## [WORK TASK]
Repeat the records exactly, with one exception: no images.
DATA TO PROCESS section start
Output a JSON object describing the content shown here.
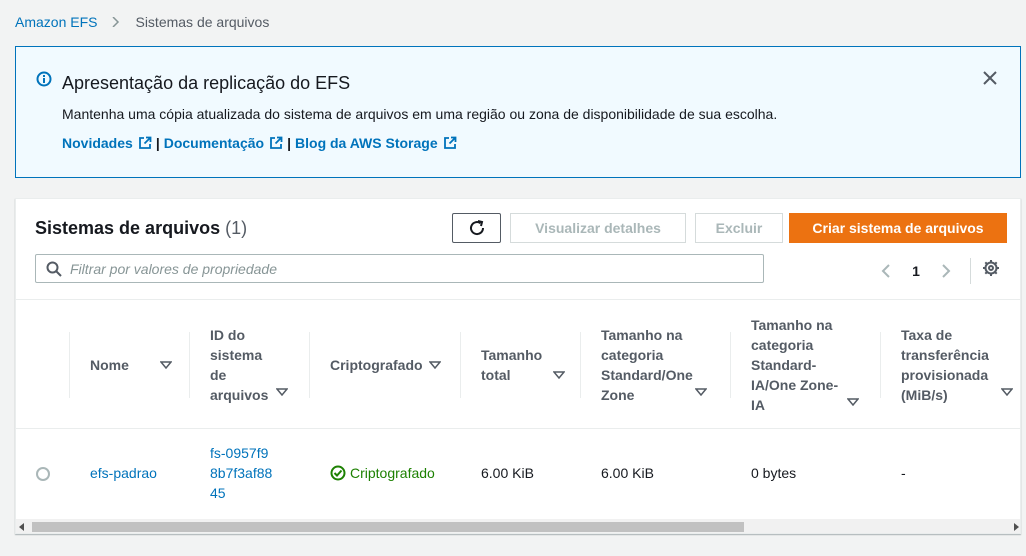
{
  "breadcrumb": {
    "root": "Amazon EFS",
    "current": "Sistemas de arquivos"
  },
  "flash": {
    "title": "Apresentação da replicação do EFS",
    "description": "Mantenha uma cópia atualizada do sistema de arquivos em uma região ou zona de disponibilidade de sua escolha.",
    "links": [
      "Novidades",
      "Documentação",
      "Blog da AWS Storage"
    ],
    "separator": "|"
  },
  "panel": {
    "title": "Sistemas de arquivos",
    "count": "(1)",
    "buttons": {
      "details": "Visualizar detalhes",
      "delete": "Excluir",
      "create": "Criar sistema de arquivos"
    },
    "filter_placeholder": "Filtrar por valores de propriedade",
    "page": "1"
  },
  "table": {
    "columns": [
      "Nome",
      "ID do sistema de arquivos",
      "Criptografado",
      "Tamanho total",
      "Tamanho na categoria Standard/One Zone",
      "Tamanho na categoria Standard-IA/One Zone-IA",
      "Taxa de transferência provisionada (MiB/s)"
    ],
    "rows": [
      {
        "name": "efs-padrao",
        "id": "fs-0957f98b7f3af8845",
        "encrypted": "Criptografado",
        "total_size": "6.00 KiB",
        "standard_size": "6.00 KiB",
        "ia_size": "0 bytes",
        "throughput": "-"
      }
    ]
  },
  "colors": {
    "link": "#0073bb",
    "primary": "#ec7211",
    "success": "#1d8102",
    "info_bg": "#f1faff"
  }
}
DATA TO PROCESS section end
## [TASK OUTPUT]
Output a JSON object describing the content shown here.
{
  "breadcrumb": {
    "root": "Amazon EFS",
    "current": "Sistemas de arquivos"
  },
  "flash": {
    "title": "Apresentação da replicação do EFS",
    "description": "Mantenha uma cópia atualizada do sistema de arquivos em uma região ou zona de disponibilidade de sua escolha.",
    "links": [
      "Novidades",
      "Documentação",
      "Blog da AWS Storage"
    ],
    "separator": "|"
  },
  "panel": {
    "title": "Sistemas de arquivos",
    "count": "(1)",
    "buttons": {
      "details": "Visualizar detalhes",
      "delete": "Excluir",
      "create": "Criar sistema de arquivos"
    },
    "filter_placeholder": "Filtrar por valores de propriedade",
    "page": "1"
  },
  "table": {
    "columns": [
      "Nome",
      "ID do sistema de arquivos",
      "Criptografado",
      "Tamanho total",
      "Tamanho na categoria Standard/One Zone",
      "Tamanho na categoria Standard-IA/One Zone-IA",
      "Taxa de transferência provisionada (MiB/s)"
    ],
    "rows": [
      {
        "name": "efs-padrao",
        "id": "fs-0957f98b7f3af8845",
        "encrypted": "Criptografado",
        "total_size": "6.00 KiB",
        "standard_size": "6.00 KiB",
        "ia_size": "0 bytes",
        "throughput": "-"
      }
    ]
  },
  "colors": {
    "link": "#0073bb",
    "primary": "#ec7211",
    "success": "#1d8102",
    "info_bg": "#f1faff"
  }
}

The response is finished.